echo send CloudGuard logs to CloudWatch Log Proxy Server: $dsthost

aws s3 cp $source_dir $dst_dir

echo Logs sent on `date`

This is a simple script that basically uploads cme.log to the destination S3 bucket. You will need to make it executable and store it in a directory on the CloudWatch proxy instance.

For this script to run, you have to have AWS CLI installed on the instance. Amazon Linux comes with AWS CLI installed.

Cron Job on the CloudWatch proxy instance or Management Server

For both methods, You will to create a cron job on either server to forward logs every 5 minutes by adding an entry to crond - crontab -e. For example,

*/5 * * * * /home/admin/cloudwatch/curl-to-s3.sh 

Run either script manually once to see if the file gets uploaded. Verify the file on AWS S3 console.

 

cme-log-s3.png

Your cme.log is now uploaded to S3 bucket.


Conclusion

This tutorial discusses a simple demonstration of piping CloudGuard cme.log to AWS CloudWatch and S3 Buckets via a proxy instance on which AWS CloudWatch agent is installed. I've also added another script (curl-to-s3.sh) for directly uploading log files to S3 bucket using curl.
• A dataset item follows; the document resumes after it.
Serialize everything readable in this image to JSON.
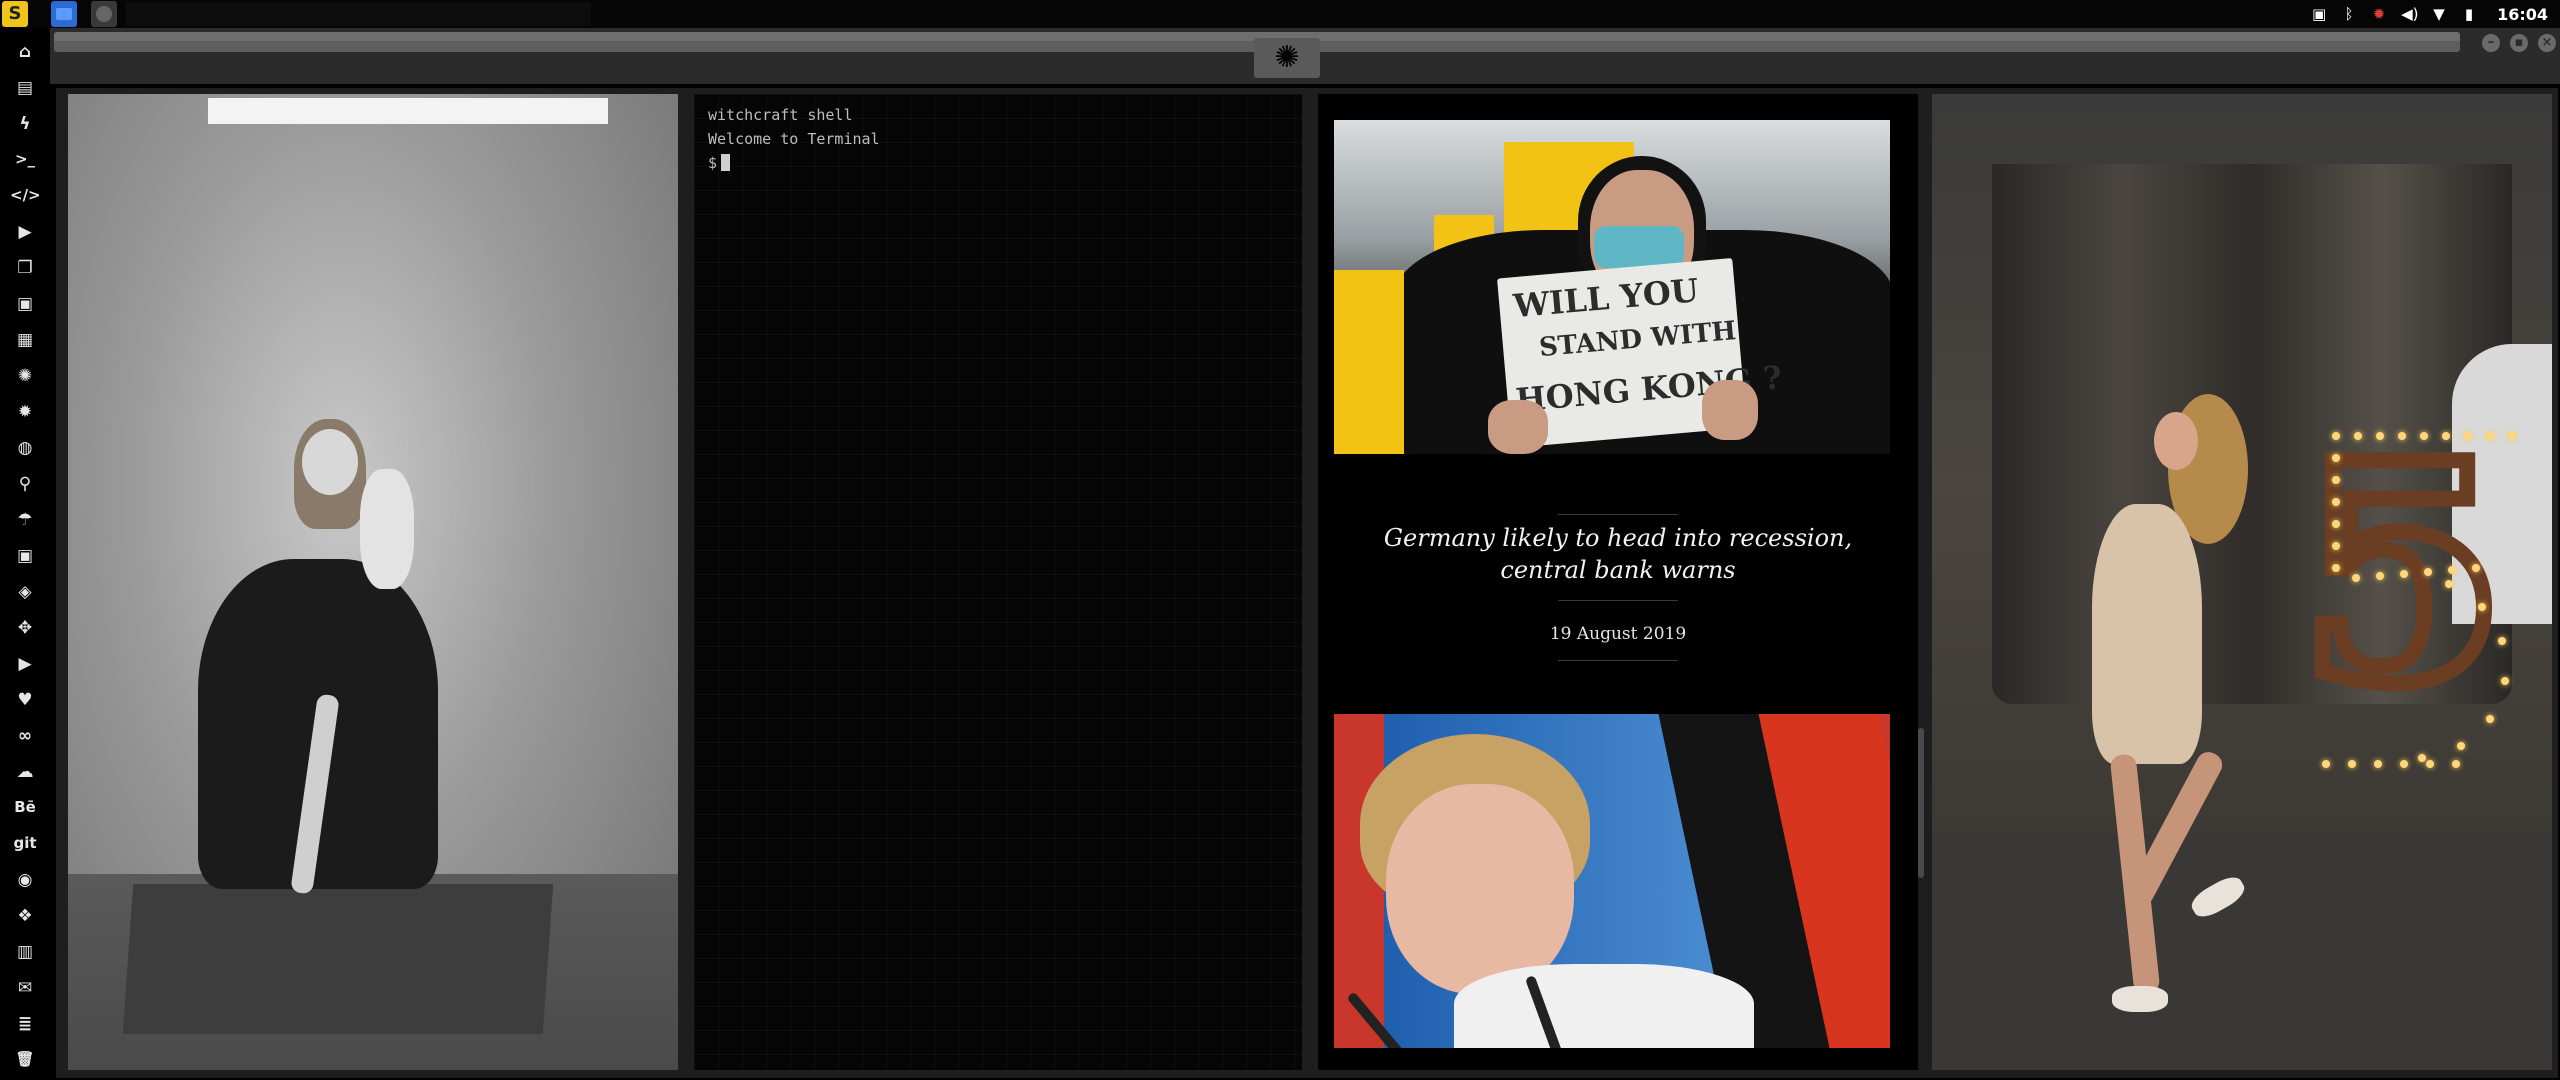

Again, this is just a concept, and as mentioned before, SCP is not a perfect way of piping logs (But it is a simple and yet secure way for a demo!). However, you can apply this concept in other uses cases, and pipe any system-specific logs from hardened virtual appliances to AWS for troubleshooting or analysis purposes.

The major takeaway from this tutorial is once the logs are piped to a cloudwatch proxy instance, you can then forward them to pretty much any AWS monitoring service!


Best,
Jayden Kyaw Htet Aung

Labels (6)
0 Replies